- I wonder about the recipe's suggestion that it's up to you whether you let the dough rise a few hours or overnight. I thought the amount of yeast you use should be inversely proportional to the rising time (short rise, lots of yeast, long rise, less yeast). Wouldn't you need a smaller amount of yeast if you leave the dough out overnight, especially in the summer? I use cold milk and room temperature water, but when I wake up I find a dough that is extremely bubbly, perhaps collapsed (if that's the term). And the resulting flavor might be a little too yeasty for me. I'll fiddle some with the recipe, and might try storing the dough in the fridge overnight. But the original recipe author is quite specific about leaving it out on a counter, so what do I know.
Recipe: English Muffins
Source: Winos and Foodies
I have made no changes to the recipe below. For my 2-cents' worth (or my grain of salt as we say in French), see my notes above.
2 teaspoons dried yeast granules
1/2 teaspoon sugar
250ml warm water

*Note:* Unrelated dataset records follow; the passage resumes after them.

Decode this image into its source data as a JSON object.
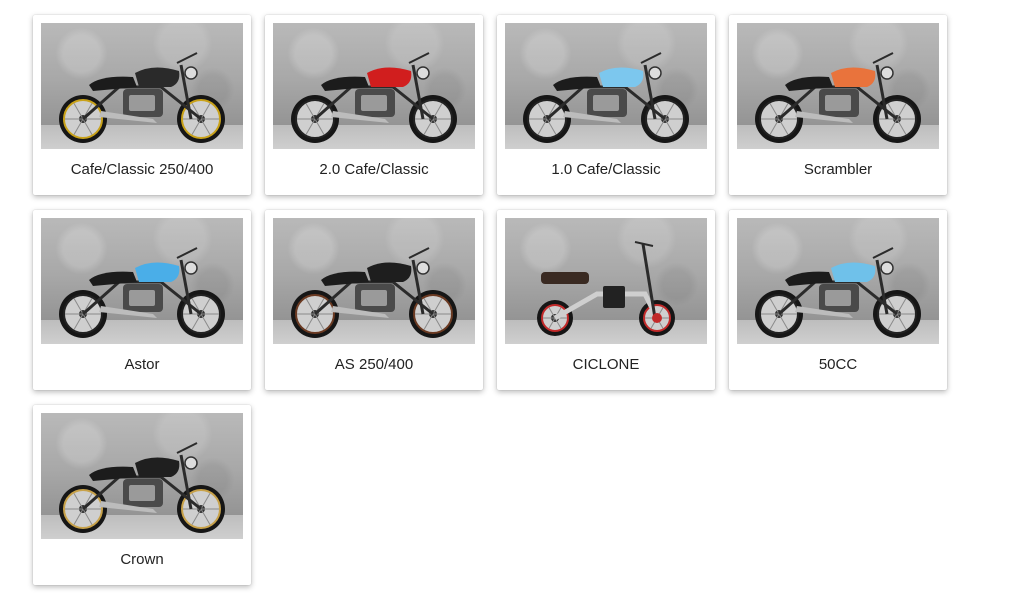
{
  "products": [
    {
      "name": "Cafe/Classic 250/400",
      "tank_color": "#2a2a2a",
      "accent_color": "#c9a21a",
      "icon": "motorcycle-icon"
    },
    {
      "name": "2.0 Cafe/Classic",
      "tank_color": "#d11e1e",
      "accent_color": "#222222",
      "icon": "motorcycle-icon"
    },
    {
      "name": "1.0 Cafe/Classic",
      "tank_color": "#7cc7ee",
      "accent_color": "#222222",
      "icon": "motorcycle-icon"
    },
    {
      "name": "Scrambler",
      "tank_color": "#e9733c",
      "accent_color": "#222222",
      "icon": "motorcycle-icon"
    },
    {
      "name": "Astor",
      "tank_color": "#4aaee8",
      "accent_color": "#222222",
      "icon": "motorcycle-icon"
    },
    {
      "name": "AS 250/400",
      "tank_color": "#1e1e1e",
      "accent_color": "#6b3a22",
      "icon": "motorcycle-icon"
    },
    {
      "name": "CICLONE",
      "tank_color": "#cfcfcf",
      "accent_color": "#c22a2a",
      "icon": "scooter-icon"
    },
    {
      "name": "50CC",
      "tank_color": "#6fc1ea",
      "accent_color": "#222222",
      "icon": "motorcycle-icon"
    },
    {
      "name": "Crown",
      "tank_color": "#1f1f1f",
      "accent_color": "#c8a24a",
      "icon": "motorcycle-icon"
    }
  ]
}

125ml warm milk
350g high grade flour
100g standard flour
1 teaspoon salt
rice flour or fine cornmeal
Put the yeast and sugar in a small bowl with half the warm water. Stir and set aside for a few minutes, then add the remaining water and the milk.
Put the flour and salt in a large bowl and use your hand to mix in the yeast, water and milk mixture. Knead the mixture which will be sticky, thoroughly in the bowl (or use the dough hook of an electric mixer).
Cover the bowl with a damp tea towel and set aside to rise until more than doubled in bulk. Although this may take only a couple of hours, the dough can be allowed to rise overnight. Deflate the dough by pulling it away from the sides of the bowl. Lift it out of the bowl and divide into 8 pieces.
Drop each piece on to a tray liberally dusted with rice flour or fine cornmeal and roll them over until well coated.
Form each piece into a thick disc.
Place the disks on a baking tray and place another tray on top.
Leave to rest and rise 20 minutes, then remove top tray.
Place a cast iron griddle or large frying pan over low heat.
When only moderately hot place four of the muffins on it and cook for about ten minutes until light beige on the bottom.
Turn the muffins over and cook the second side for a similar length of time.
Wrap the cooked muffins in a dry tea towel while you cook the remaining four.
Pull apart and eat while still warm.
For toasting pull the muffins apart and toast on both sides.
Ah, I love to have a bag of these in my freezer!
I think this batch has some nooks and crannies, right?